Estelle A Mare


This article refers in broad outline to the purpose of monuments, both sculptural and architectural. The problem set is the assessment of the congruence between the aesthetic design or material expression, and the ethical or ideological meaning of monuments. Historical examples are selected from the category of architectural structures and monumental sculptures representing defunct ideologies. This group of structures are often neglected, vandalised, completely destroyed, toppled, appropriated or recycled by rival groups. The further discussion focusses on two proposed monuments, both of which are intended to honour the victims of past events, which were inspired by ideological considerations. These examples are chosen because their separate designs could give an indication whether or not their planners have learnt a lesson from the past, that the ideologies which inspire them at the present time will inevitably become defunct and that the physical presence of symbolic structures will become offensive to future rulers. Both in terms of formal qualities and content or meaning in the context of the dominant political ideology of a society, there is generally a mismatch between aesthetic expression and ethical intent in the design of political or national monuments.
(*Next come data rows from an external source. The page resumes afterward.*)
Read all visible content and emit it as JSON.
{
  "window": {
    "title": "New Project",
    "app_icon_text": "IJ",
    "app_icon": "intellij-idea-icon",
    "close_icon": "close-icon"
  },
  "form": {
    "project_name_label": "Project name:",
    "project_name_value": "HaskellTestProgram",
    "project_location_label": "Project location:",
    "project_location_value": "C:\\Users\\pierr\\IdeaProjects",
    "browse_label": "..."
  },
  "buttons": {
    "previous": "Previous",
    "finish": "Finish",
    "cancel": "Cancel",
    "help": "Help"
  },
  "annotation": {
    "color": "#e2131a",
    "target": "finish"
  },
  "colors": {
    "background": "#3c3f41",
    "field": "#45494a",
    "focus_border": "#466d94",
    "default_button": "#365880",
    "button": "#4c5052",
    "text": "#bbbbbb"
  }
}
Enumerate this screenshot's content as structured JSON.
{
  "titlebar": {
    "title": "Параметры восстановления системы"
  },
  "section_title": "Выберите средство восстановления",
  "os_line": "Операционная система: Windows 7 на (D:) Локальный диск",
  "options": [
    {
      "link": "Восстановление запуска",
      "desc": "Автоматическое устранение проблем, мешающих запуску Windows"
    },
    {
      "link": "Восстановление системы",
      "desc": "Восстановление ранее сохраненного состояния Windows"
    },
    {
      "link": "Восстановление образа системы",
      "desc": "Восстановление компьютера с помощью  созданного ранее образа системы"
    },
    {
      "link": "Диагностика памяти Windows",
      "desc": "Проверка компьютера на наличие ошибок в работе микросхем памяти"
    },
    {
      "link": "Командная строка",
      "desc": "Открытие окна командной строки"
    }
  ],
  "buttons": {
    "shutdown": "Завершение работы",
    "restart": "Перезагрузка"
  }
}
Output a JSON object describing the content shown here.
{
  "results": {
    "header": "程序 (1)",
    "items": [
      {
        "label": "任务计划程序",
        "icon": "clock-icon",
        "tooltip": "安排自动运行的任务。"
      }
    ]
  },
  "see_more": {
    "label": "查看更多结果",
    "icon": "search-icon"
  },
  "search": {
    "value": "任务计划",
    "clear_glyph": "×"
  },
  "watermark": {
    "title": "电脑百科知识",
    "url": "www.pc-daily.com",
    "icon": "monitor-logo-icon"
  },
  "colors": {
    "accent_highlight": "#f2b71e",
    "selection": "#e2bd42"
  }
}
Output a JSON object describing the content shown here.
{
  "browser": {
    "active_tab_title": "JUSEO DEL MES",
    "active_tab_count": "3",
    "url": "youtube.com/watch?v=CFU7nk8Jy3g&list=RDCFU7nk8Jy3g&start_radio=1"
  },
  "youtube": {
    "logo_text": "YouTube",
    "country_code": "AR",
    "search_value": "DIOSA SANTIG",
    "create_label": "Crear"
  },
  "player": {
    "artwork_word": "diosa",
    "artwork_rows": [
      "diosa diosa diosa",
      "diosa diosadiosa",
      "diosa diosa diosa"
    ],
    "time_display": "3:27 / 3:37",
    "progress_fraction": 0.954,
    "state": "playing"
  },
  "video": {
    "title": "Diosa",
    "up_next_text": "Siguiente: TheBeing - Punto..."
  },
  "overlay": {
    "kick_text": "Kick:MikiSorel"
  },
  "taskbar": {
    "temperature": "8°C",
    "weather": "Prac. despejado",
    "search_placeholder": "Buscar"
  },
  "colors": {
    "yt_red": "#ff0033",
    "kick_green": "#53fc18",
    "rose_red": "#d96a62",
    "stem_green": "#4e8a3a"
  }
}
In the final section an attempt is made to solve the problem of remembering the past in ways other than the erection of monumental constructions intended to celebrate past or present political ideologies or heroes.

SA Journal of Cultural History Vol.16(2) 2002: 15-24
AJOL African Journals Online